__Instructions to follow__:
Below are the records; work out how many lines among them contain "icon", and write nothing besides that number.

__Stored data__:
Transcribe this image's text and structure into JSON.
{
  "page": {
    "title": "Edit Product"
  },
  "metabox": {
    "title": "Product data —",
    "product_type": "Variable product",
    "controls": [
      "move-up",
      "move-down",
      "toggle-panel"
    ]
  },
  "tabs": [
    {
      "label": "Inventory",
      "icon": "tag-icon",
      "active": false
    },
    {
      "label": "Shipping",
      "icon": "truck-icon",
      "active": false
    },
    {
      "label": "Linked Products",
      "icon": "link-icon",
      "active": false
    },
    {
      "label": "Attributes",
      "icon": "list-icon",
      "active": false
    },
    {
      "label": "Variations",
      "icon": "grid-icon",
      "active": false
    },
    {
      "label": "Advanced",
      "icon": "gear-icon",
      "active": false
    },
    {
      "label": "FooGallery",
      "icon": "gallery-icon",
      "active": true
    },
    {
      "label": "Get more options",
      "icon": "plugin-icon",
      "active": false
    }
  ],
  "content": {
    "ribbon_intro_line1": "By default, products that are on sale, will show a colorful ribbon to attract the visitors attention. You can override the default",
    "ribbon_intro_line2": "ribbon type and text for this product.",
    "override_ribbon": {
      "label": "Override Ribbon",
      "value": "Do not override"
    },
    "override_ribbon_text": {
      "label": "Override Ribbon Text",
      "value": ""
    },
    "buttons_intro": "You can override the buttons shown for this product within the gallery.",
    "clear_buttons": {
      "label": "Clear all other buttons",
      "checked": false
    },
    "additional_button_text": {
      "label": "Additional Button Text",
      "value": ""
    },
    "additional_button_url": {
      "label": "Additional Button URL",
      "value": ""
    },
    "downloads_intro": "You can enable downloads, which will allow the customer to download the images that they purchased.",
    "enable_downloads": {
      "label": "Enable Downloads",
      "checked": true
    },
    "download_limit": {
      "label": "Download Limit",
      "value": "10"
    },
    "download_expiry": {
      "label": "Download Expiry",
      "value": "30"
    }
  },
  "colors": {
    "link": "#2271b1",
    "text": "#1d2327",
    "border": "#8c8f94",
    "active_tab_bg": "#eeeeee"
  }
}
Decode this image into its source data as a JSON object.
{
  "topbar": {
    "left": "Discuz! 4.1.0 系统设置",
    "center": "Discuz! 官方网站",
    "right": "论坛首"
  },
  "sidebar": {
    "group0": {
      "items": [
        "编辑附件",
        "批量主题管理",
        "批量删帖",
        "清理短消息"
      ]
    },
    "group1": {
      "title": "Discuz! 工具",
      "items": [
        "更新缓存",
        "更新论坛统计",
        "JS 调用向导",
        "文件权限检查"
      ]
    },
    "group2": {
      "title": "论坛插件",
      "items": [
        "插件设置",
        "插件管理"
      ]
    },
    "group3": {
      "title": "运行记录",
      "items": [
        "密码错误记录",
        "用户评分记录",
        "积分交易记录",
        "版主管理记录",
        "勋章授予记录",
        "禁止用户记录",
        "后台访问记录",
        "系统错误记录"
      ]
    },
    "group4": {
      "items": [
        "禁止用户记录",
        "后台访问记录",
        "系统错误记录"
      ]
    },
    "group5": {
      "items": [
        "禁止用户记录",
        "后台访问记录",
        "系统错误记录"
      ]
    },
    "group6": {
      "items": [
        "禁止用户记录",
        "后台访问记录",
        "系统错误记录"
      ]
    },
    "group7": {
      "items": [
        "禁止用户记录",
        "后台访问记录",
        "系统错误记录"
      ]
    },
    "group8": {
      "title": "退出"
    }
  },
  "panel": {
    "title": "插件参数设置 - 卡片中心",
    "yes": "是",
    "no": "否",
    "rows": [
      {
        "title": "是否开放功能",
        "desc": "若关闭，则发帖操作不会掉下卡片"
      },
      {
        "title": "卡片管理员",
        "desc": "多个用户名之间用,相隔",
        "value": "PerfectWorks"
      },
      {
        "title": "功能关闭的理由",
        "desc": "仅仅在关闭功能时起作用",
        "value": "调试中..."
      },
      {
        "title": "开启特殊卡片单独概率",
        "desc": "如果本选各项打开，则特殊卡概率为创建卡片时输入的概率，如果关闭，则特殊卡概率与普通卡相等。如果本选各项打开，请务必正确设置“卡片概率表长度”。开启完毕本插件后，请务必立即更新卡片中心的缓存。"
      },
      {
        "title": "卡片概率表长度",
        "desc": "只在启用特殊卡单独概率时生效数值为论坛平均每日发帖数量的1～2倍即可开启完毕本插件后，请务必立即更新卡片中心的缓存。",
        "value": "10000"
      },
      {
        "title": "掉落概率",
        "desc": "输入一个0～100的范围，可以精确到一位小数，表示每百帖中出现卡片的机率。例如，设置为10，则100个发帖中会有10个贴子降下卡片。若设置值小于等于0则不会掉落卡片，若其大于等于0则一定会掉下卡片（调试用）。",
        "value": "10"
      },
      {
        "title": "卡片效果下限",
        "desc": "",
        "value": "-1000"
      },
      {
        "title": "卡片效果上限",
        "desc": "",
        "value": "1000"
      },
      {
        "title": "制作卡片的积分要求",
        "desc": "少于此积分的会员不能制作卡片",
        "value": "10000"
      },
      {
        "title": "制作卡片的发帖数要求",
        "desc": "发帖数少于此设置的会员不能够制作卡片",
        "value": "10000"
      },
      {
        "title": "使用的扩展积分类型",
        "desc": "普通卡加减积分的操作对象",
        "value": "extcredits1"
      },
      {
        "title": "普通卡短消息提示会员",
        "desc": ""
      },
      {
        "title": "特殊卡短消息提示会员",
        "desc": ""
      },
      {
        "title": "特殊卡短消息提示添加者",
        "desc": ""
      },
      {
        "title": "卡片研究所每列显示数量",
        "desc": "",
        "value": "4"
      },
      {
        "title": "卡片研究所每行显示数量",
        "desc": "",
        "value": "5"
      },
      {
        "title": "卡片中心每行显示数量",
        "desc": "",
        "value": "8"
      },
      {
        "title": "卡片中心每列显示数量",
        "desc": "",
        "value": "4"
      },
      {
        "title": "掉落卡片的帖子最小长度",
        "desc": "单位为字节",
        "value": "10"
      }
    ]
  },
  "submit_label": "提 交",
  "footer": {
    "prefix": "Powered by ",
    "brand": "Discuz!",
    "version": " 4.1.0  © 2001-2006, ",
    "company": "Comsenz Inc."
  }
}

__Response below__:
8